PROBLEM DETAILS: Work through the data line by line, gathering every line that has the word "icon".

DATA RECORDS:
+---+

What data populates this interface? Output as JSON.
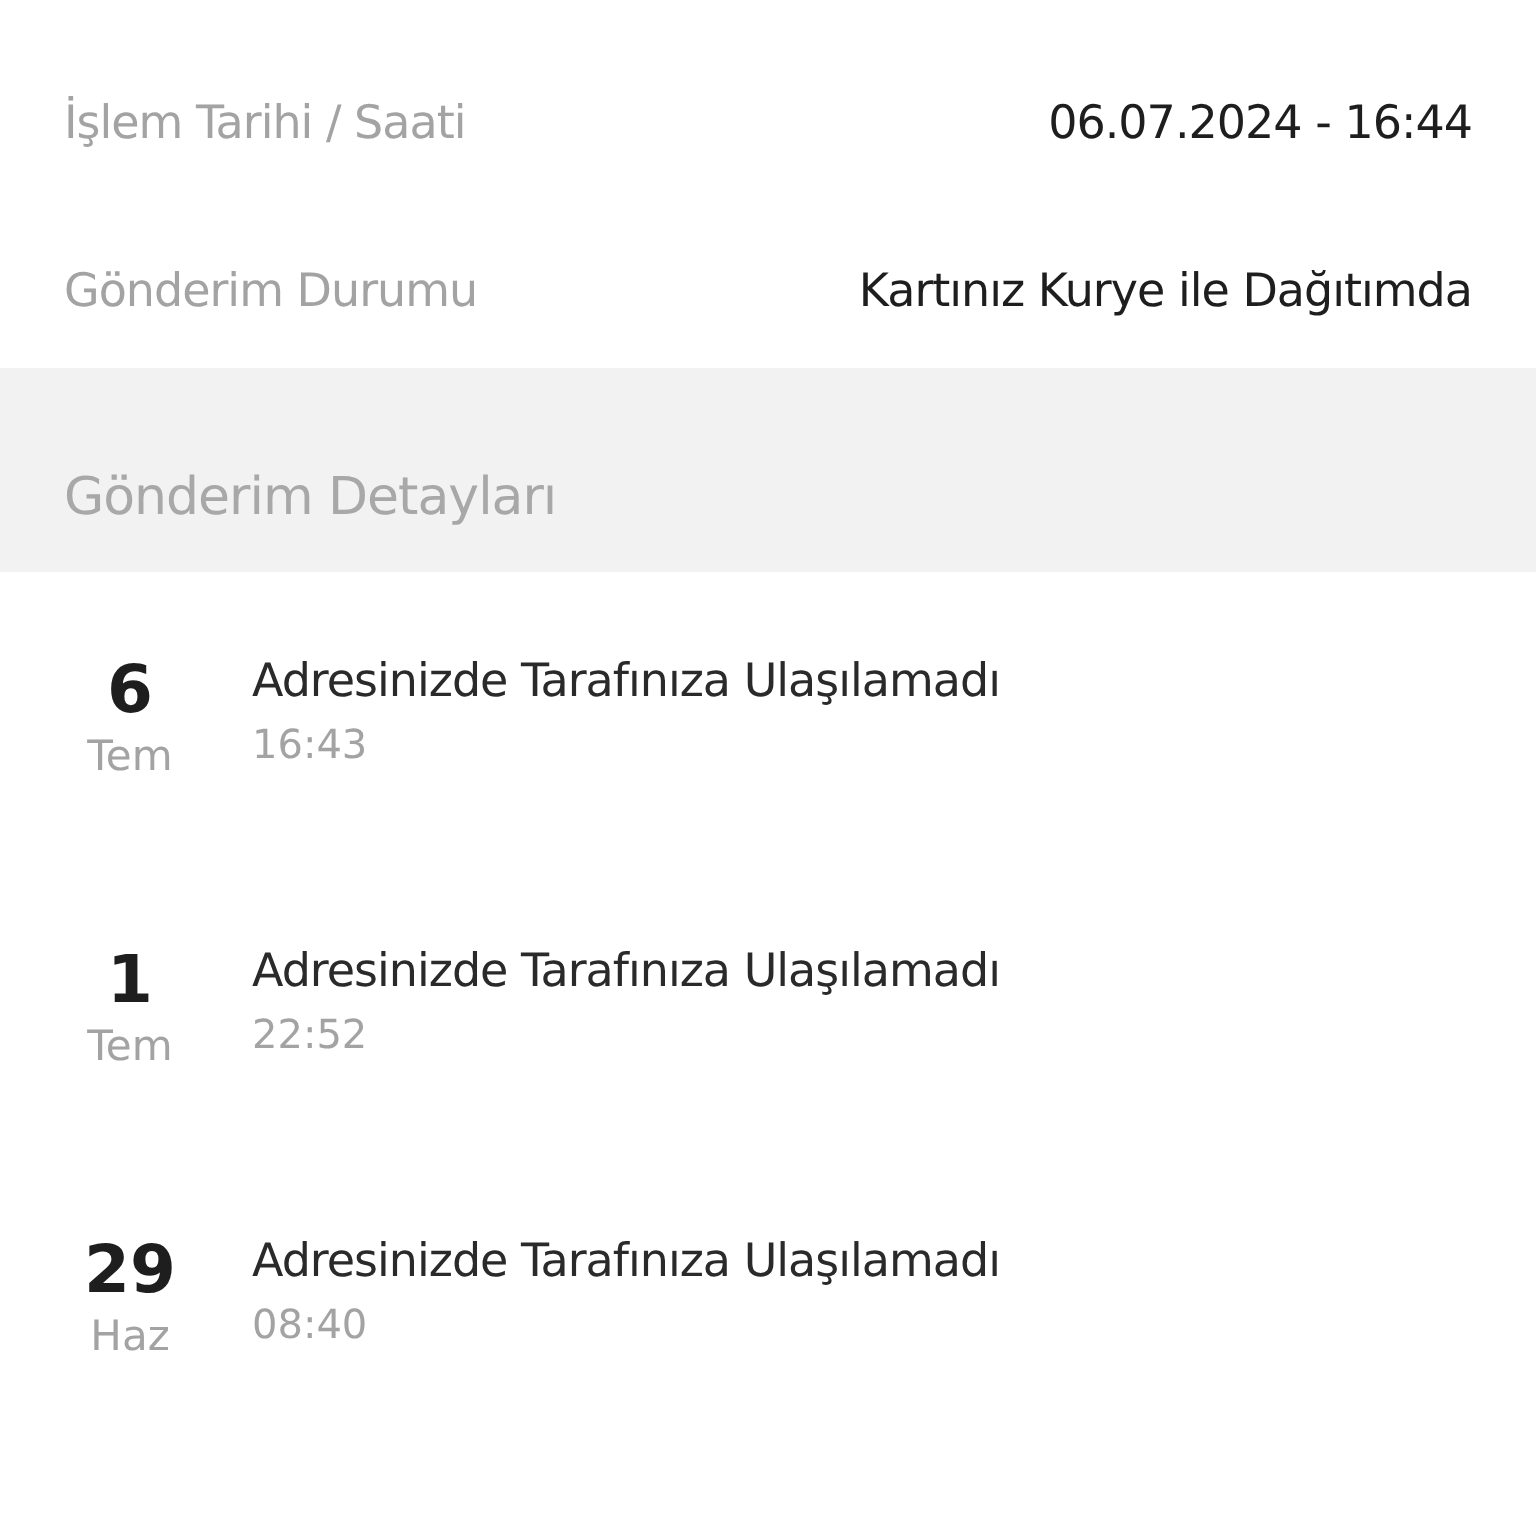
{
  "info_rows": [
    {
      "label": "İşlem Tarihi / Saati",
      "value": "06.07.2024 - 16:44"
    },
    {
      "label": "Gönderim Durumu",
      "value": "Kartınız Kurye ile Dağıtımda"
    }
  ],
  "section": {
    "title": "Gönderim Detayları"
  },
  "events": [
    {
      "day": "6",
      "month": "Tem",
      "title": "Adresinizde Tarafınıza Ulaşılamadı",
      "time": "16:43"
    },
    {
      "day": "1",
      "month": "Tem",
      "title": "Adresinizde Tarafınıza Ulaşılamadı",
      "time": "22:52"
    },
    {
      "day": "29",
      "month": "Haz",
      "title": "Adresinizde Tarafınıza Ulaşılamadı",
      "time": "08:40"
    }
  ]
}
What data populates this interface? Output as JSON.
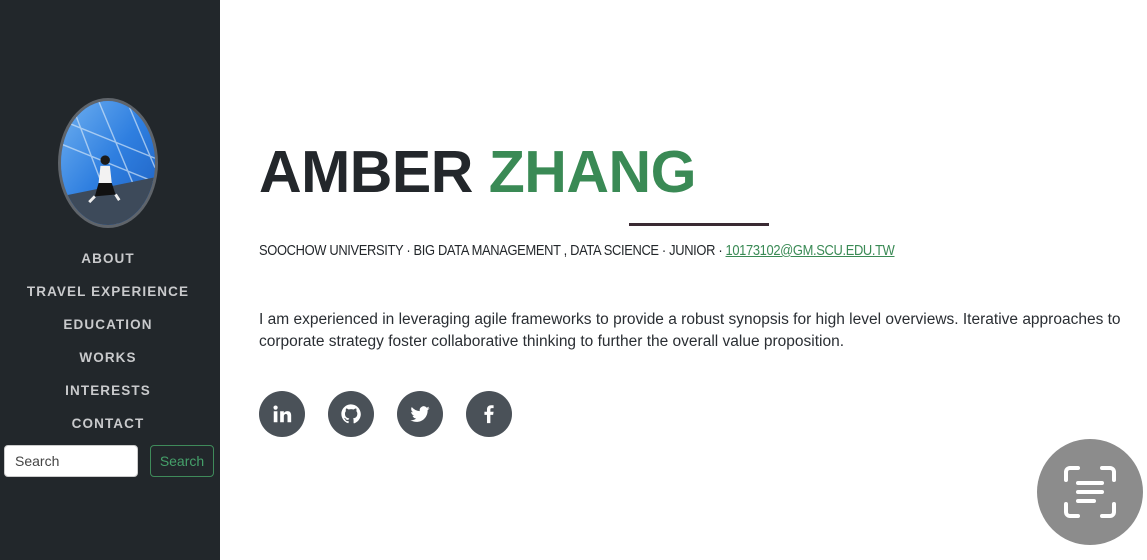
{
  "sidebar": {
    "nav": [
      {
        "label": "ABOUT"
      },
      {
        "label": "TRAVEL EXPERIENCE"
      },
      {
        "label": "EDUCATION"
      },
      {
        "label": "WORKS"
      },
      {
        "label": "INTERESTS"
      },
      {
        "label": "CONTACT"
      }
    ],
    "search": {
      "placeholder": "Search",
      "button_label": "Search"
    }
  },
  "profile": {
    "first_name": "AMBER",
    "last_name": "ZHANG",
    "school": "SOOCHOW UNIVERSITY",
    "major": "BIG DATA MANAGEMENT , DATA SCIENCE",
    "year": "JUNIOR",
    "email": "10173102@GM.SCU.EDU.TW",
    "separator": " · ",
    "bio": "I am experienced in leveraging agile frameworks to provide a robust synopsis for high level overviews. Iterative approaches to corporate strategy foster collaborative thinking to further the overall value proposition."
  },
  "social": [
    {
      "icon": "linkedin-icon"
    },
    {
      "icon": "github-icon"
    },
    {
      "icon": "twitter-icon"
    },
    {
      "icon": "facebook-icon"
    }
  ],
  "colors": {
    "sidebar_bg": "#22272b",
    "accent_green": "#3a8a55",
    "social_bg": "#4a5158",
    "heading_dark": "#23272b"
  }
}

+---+

RESPONSE BELOW:
      "icon": "linkedin-icon"
      "icon": "github-icon"
      "icon": "twitter-icon"
      "icon": "facebook-icon"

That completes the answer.